What to work on
Look through the listing and report every line that has "Rossriders" in it.
*** Opening of The data ***
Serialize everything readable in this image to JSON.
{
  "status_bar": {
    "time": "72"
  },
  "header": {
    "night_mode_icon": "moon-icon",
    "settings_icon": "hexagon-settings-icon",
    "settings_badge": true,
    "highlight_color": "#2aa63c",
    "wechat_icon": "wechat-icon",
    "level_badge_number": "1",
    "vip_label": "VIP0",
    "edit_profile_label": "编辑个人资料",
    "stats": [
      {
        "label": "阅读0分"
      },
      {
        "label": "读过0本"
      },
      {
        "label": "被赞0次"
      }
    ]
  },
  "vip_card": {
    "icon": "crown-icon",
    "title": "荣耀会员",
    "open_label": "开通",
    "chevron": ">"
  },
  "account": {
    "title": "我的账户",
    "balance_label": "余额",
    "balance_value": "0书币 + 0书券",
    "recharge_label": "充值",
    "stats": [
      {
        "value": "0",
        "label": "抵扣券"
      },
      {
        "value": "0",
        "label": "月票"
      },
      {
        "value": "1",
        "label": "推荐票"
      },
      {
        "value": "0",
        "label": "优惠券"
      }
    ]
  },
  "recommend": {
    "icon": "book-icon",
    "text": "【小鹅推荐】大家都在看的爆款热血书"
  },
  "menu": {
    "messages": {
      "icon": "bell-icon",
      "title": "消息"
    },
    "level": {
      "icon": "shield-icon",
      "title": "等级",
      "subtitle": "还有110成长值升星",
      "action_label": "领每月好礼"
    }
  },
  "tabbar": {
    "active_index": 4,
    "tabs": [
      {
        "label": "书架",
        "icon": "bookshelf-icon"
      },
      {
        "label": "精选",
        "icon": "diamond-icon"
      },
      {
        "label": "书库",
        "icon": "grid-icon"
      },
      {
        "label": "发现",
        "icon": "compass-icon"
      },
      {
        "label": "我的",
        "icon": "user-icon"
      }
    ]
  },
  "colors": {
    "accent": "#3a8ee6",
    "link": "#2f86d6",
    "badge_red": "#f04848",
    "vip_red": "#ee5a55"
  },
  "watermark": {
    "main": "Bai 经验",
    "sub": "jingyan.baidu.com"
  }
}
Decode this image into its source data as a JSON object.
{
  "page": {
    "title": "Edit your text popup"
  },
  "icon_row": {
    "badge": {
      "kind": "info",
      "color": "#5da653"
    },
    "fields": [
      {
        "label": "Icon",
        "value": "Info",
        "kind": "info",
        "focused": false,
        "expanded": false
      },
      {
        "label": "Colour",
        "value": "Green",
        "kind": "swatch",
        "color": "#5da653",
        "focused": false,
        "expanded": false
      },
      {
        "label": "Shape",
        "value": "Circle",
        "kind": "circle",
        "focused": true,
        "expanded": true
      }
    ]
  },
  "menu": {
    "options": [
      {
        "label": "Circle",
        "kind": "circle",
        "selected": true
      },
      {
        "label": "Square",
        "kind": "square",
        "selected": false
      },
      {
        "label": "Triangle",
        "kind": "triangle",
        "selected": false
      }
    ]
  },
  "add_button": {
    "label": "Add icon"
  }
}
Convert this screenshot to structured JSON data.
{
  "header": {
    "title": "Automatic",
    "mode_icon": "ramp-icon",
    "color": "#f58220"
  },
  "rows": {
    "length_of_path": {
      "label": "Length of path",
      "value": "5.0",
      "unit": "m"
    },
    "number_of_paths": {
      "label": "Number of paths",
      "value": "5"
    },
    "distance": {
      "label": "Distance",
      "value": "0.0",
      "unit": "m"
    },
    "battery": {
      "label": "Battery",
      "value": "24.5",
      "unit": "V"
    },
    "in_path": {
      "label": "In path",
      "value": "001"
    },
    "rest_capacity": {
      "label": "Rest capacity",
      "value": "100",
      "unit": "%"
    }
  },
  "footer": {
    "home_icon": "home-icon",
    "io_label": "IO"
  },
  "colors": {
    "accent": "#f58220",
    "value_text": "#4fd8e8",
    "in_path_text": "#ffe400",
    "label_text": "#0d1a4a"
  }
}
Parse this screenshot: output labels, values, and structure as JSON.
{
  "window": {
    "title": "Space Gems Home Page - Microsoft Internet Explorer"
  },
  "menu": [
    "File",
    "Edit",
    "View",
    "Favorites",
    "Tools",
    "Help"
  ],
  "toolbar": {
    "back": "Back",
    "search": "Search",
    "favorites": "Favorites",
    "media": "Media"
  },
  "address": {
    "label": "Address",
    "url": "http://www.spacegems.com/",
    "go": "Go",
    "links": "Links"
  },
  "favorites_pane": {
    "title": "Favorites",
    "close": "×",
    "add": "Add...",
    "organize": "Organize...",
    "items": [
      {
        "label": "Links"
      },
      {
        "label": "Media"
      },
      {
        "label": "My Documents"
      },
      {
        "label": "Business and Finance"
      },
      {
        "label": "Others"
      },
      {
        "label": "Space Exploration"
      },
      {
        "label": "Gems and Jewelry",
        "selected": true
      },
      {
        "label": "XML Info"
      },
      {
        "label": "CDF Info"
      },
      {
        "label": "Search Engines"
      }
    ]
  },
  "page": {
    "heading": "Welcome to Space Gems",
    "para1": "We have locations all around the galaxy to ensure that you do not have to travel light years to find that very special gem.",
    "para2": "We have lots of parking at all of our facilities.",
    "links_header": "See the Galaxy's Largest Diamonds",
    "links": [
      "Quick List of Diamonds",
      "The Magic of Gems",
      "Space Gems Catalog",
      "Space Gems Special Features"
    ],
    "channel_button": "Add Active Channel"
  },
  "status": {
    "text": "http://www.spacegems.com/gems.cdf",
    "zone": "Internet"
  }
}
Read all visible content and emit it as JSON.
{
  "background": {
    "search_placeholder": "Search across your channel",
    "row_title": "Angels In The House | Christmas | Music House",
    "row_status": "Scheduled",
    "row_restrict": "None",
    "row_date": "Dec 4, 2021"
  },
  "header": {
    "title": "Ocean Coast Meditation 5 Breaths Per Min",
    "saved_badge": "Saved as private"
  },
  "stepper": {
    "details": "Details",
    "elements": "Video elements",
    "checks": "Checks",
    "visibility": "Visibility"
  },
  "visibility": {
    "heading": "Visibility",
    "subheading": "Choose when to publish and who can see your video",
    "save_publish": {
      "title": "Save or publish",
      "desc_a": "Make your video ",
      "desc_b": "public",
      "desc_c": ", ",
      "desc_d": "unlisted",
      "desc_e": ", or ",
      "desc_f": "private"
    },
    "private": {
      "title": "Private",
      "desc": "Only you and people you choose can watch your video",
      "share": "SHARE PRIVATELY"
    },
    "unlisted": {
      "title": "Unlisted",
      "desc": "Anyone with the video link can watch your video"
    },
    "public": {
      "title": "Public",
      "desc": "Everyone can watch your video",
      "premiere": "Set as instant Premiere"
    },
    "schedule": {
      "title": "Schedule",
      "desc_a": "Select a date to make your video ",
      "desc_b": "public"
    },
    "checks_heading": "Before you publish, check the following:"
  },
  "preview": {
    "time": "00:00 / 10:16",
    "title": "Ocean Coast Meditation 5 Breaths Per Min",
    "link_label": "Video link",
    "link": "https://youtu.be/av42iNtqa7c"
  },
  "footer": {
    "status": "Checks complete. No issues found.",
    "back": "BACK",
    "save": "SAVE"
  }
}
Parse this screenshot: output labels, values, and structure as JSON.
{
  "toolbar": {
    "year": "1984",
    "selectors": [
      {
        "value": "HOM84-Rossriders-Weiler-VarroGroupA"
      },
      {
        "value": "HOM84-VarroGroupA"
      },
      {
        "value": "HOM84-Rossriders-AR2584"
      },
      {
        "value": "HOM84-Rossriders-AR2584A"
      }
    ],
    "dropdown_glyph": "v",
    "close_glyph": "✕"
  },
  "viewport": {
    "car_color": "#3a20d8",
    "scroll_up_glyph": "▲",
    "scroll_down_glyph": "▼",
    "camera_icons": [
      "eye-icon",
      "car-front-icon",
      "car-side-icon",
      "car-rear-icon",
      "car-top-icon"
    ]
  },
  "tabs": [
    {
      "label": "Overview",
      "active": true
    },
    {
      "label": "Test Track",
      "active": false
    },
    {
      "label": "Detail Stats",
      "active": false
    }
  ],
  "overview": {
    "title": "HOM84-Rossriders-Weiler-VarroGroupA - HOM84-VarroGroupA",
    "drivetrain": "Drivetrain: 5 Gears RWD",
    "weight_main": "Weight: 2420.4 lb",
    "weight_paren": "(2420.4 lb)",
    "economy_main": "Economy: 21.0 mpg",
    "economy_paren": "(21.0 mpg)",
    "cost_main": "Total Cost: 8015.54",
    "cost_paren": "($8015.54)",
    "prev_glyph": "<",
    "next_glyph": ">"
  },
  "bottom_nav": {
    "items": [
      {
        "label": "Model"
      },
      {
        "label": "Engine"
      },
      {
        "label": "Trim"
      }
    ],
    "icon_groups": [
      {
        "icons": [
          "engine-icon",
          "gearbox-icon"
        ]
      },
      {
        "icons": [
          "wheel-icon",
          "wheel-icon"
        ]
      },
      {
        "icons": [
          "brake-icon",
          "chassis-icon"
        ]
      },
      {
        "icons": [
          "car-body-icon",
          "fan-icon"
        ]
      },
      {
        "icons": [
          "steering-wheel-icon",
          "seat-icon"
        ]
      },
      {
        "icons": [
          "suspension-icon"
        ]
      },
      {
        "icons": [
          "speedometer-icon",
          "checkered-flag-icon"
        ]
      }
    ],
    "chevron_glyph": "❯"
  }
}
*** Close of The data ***
Result
        "value": "HOM84-Rossriders-Weiler-VarroGroupA"
        "value": "HOM84-Rossriders-AR2584"
        "value": "HOM84-Rossriders-AR2584A"
    "title": "HOM84-Rossriders-Weiler-VarroGroupA - HOM84-VarroGroupA",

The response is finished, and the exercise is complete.